10. F.H. Pendergrast He had the speed of a halfback (where he’d play in 1914), but also had the physical nature needed to play several positions on defense and starred in whatever position he was asked to play.
You can read about these great Auburn players, and other more modern ones, in the Auburn’s Unclaimed National Championship book.
The May 30th issue of the Auburn Villager newspaper included a great article on Auburn’s 1913 team and mentions that team can be claimed by Auburn to be a national champion. The article, found here, makes favorable mention of the Auburn’s Unclaimed National Championship book.
The “Auburn’s Unclaimed National Championships” book has created a discussion among Auburn people whether the Athletic Department should claim more than two college football national championships (1957, 2010), given that an additional seven could possibly be claimed and the NCAA recognizes Auburn as a national champion for an additional three seasons (1913, 1983, 1993). The Never to Yield Foundation offered their opinion in this article on its web site. Read the article here.
Last week, Michael Skotnicki was a guest on Kevin Scarbinsky and Scott Griffin’s show, Smashmouth Radio, on 97.3 FM in Birmingham to discuss his book, Auburn’s Unclaimed National Championships and the possibility of Auburn claiming additional national championships. Here’s the link to the podcast of the interview.
Last week, Michael Skotnicki was interviewed by the hosts of Sportz Blitz Live, a weekly sports show out of Sylacauga that airs on Charter cable statewide. Although he was not in studio, you can watch the telephone interview. You might be surprised, but the host who is an Alabama graduate was a supporter of Auburn claiming at least a few of these National Championships.
Van Allen Plexico and John Ringer of The War Eagle Reader’s “Wishbone” podcast recently interviewed Michael Skotnicki about his book, Auburn’s Unclaimed National Championships, and why Auburn should claim additional championships. A link to the podcast is here.
Andrew Salser, a writer for the Auburn sports blog, College and Magnolia recently interviewed Michael Skotnicki about the “Auburn’s Unclaimed National Championships” book and the idea of Auburn claiming additional national championships. The article is in an article titled:“Reviewing ‘Auburn’s Unclaimed National Championships.” It’s worth a read.

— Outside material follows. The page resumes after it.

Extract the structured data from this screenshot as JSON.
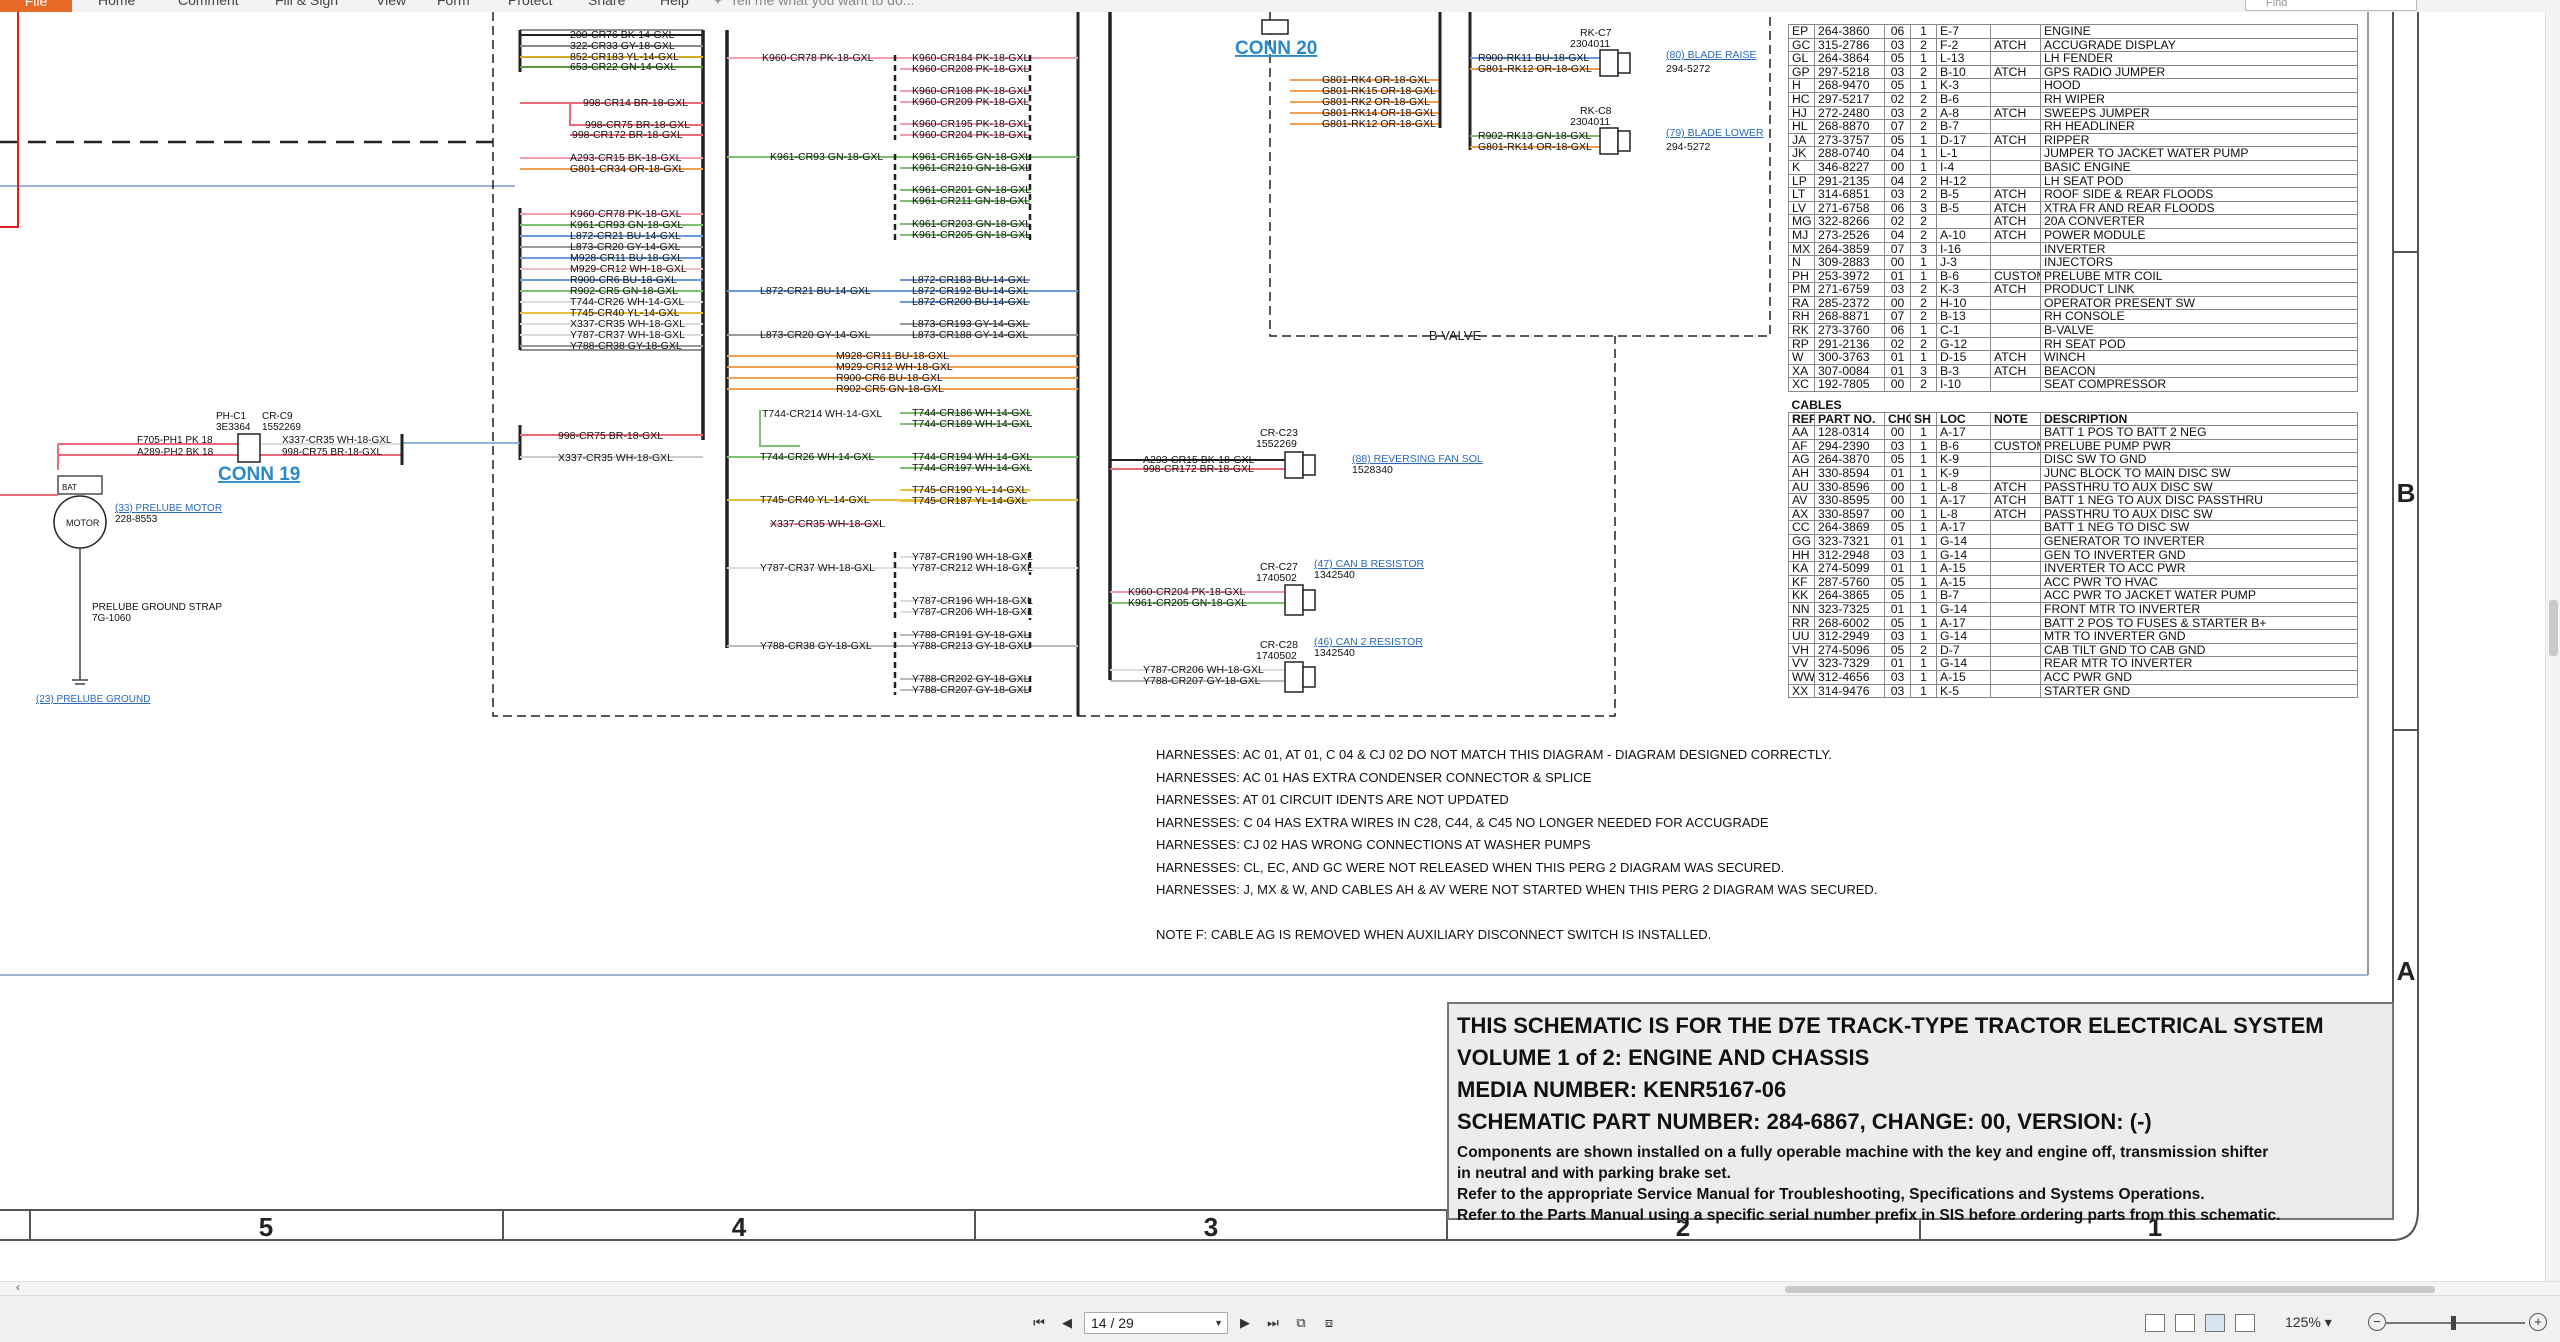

The all things Auburn blog, The War Eagle Reader, interviewed Michael Skotnicki about the “Auburn’s Unclaimed National Championships” book and the idea of Auburn claiming as many as seven additional national championships in an article titled: “Rational Championships: Birmingham lawyer’s new book argues Auburn should claim 7 more national titles.”